Among the other performers, all of whom are part of my collective memory of the history of performance art, was Simone Forti, an artist deeply involved in the revolution of modern dance that took place around the legendary Judson Studios. At one point, I saw Forti moving on all fours through part of the room on pieces of wood. I could not help but think of her performances of animal movements and her Dance Reports, one of which reads:

So go I over here and put my self over here and then I put my self over there, A rock here over there and by it another and another, A rock there and over there here a rock, And over there a rock and next to it and others and there and there and there...4

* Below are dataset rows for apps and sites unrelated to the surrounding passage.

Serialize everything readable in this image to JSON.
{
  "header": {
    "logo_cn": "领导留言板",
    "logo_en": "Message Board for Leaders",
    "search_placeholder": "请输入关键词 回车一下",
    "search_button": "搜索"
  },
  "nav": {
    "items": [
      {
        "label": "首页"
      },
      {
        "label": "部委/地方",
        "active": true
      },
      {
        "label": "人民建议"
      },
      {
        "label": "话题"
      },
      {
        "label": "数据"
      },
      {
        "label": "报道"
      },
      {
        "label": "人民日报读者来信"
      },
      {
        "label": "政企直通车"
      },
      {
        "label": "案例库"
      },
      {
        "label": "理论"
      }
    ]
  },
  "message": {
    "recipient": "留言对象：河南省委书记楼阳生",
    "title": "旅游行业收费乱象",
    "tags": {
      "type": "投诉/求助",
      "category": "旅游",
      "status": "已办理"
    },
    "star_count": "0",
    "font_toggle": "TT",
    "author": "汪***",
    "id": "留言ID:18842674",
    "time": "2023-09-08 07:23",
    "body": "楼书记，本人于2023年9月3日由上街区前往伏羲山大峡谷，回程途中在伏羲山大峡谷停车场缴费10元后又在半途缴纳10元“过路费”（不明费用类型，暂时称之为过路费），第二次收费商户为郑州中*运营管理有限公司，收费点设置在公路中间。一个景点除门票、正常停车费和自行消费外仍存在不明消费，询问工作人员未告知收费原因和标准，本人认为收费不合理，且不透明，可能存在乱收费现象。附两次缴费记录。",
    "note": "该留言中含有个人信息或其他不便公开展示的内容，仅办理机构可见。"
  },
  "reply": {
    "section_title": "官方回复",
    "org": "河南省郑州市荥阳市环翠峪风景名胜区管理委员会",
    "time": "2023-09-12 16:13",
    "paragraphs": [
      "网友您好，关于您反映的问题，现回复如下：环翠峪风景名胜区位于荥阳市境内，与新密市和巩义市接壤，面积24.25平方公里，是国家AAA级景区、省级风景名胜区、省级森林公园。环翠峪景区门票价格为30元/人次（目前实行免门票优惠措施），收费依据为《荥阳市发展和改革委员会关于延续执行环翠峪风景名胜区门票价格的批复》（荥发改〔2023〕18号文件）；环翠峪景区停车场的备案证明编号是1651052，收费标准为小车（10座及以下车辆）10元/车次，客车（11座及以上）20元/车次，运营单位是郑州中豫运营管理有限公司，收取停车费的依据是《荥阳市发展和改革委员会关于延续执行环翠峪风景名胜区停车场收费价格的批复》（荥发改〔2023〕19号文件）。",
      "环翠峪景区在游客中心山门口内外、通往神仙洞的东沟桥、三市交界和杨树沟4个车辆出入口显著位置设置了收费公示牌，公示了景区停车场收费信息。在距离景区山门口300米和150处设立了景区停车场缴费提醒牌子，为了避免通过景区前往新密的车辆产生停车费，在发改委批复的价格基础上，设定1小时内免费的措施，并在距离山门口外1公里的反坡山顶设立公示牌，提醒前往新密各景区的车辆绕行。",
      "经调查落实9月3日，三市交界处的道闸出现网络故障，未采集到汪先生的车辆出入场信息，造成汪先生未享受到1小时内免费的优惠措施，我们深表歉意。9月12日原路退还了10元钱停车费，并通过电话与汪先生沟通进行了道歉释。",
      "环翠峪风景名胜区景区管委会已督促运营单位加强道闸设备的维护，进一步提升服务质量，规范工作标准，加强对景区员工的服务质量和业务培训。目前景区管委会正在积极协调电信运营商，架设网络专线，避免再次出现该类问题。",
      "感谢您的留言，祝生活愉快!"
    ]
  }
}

The relevant metaphor here is probably not bacteria, but rather Deleuze and Guattari’s rhizome, where the historical, personal, sensory and eccentric associations a participant might have break up and recombine in all sorts of lively ways. The (re)enactments of Happenings work for me as long as they occur in public spaces that confer the potential for this kind of surprising new life. They don’t work inside the deadening space of a museum retrospective, and the MOCA presentation of Allan Kaprow: Art as Life did nothing to change my mind. Organized by the Haus der Kunst, München, in cooperation with the Van Abbemuseum, Eindhoven, this traveling show was realized at the Geffen Contemporary in one long gallery. Along one wall hung Kaprow’s early paintings and collages; along the opposite wall were fifteen tables displaying documents with many of his original scores and notes in vitrines. There were several overhead projectors aimed at the wall with a shuffle pack of transparencies, mostly documentation of the original Happenings—a weak nod toward both audience participation and school lectures. In the center, occupying most of the space of the gallery, several artists who had worked with or were affiliated with Kaprow, such as John Baldessari and Skylar Haskard, Allen Ruppersberg, Barbara T. Smith, Paul McCarthy, and Suzanne Lacy with Peter Kirby and Michael Rotundi invented or reinvented four interactive Kaprow Environments. These pieces felt like crowd-pleasers, a sop to a kind of anxiety that I am certain was neither the intention of the artists nor the curators. It was as if presenting the documentation of the Happenings and Environments with the early paintings and collages was insufficiently sexy, tactile or immediate. The inclusion of these remade Environments, dominating the space and literally pushing Kaprow’s actual works to the perimeters of the exhibition, felt to me like a plea: “Dear Audience, Please experience a Happening now.” What worked so well with the Happenings going on around the city is exactly what failed here. I would not mind these pieces if they could be given the life of a contemporary effort, but not inside the cocoon of the museum, where they can only be homages to something that happened long ago and far away.

The contradiction and the question here lie within the institution itself: can a Happening be institutionalized if it was never intended to be institutionalized? At the exhibition, I observed that the audience and guards were involved in a very complicated dance. In the confused and confusing space were interactive Kaprow Environments, that invited participation, Kaprow paintings that you should not touch, and videos that you should sit and respectfully watch. Could the guards at MOC A chasing the audience, the audience chasing the guards, the instructions to “touch,” “not to touch,” “to participate,” and “to anticipate” be an extension of reinventing Kaprow Happenings?

In thinking about the current wave of reenactments, I am interested in Kaprow’s work from the 1990s—a period in which he appropriated his own artwork. He reimagined seven Environments, each of which, when presented by the commissioning Fondazione Mudima in Milan, was accompanied by a mural-size photograph of its original occurrence. Jeff Kelley describes the recreations this way: “Kaprow seemed to acknowledge the profound global and cultural changes of the previous three decades…by smoothing out his materials and consolidating his metaphors. …For instance, …bohemian street junk was replaced by synthetic material and standardized easily consumable units….”5 Kelley says of Yard (1961/1991), “In Milan, the famous photograph of the youthful Kaprow throwing a tire in the sculpture garden of the Martha Jackson Gallery drew a striking contrast with its 1991 version, in which a silly, tireless Fiat…was surrounded not by a stormy black sea of used American rubber, but by a hot-pink wall with racks of smaller new Italian tires organized in neat, bureaucratic rows.”6 In Milan, visitors were invited to change the tires, not throw them around. Kelley reads this as a metaphor for the body’s aging process, which is one interpretation particularly available to Kelley, a friend, former student and long time biographer of Kaprow.7 However, considerably less romantic interpretations are possible here as well, for example relating to labor, efficiency, organization, and complicated technology. Has Kaprow reenacted his own art history in this work or has he simply juxtaposed old thoughts with his current positions, thereby producing something new, or at the very least an evaluation of past versus present achievements?

Footnotes

  1. The Judson Dance Project 1980-1982, v. 5.
  2. Jeff Kelley, Childsplay: The Art of Allan Kaprow, (University of California Press: Berkeley, Los Angeles, London, 2004), 220.
  3. Ibid., 221.
  4. Ibid.